◆ **REQUIRED WORK**: Spot each line in the data below containing "title" and copy it.

Entries from a dataset of interfaces:
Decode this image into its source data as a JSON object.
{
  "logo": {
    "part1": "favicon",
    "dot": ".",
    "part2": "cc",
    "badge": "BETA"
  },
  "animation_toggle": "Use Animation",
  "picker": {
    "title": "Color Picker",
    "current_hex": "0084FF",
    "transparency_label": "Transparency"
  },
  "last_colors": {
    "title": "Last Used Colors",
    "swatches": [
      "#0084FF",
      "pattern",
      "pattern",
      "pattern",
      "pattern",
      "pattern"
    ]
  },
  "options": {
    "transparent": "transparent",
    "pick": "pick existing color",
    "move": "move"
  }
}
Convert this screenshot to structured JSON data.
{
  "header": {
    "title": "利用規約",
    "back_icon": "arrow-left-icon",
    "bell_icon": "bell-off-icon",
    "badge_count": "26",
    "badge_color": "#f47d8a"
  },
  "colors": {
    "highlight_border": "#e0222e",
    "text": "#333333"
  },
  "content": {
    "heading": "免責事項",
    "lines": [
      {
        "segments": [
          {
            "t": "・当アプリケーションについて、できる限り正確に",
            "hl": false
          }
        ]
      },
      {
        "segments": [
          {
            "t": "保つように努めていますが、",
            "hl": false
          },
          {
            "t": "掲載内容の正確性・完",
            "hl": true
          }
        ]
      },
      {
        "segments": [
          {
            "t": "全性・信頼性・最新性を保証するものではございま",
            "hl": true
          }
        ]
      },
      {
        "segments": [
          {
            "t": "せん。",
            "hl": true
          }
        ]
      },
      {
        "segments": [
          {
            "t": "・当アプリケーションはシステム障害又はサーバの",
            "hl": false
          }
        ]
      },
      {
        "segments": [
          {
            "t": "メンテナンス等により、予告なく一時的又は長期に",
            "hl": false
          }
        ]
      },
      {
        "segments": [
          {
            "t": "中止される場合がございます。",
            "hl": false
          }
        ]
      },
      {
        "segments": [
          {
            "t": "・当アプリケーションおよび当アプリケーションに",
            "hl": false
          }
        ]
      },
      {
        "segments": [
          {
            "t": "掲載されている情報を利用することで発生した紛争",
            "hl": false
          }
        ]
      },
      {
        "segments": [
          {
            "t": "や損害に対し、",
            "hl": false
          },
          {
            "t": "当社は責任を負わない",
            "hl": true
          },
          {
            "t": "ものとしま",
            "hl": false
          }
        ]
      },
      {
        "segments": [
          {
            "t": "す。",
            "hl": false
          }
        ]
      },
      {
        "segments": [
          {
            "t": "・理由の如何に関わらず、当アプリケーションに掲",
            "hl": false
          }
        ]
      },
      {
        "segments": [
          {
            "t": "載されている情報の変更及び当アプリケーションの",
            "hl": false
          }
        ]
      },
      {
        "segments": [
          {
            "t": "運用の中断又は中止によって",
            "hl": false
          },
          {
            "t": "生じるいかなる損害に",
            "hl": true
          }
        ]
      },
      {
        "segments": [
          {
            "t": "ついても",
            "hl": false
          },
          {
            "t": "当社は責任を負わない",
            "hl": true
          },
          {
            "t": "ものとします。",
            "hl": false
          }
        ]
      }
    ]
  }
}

◆ **RESPONSE**:
    "title": "Color Picker",
    "title": "Last Used Colors",
    "title": "利用規約",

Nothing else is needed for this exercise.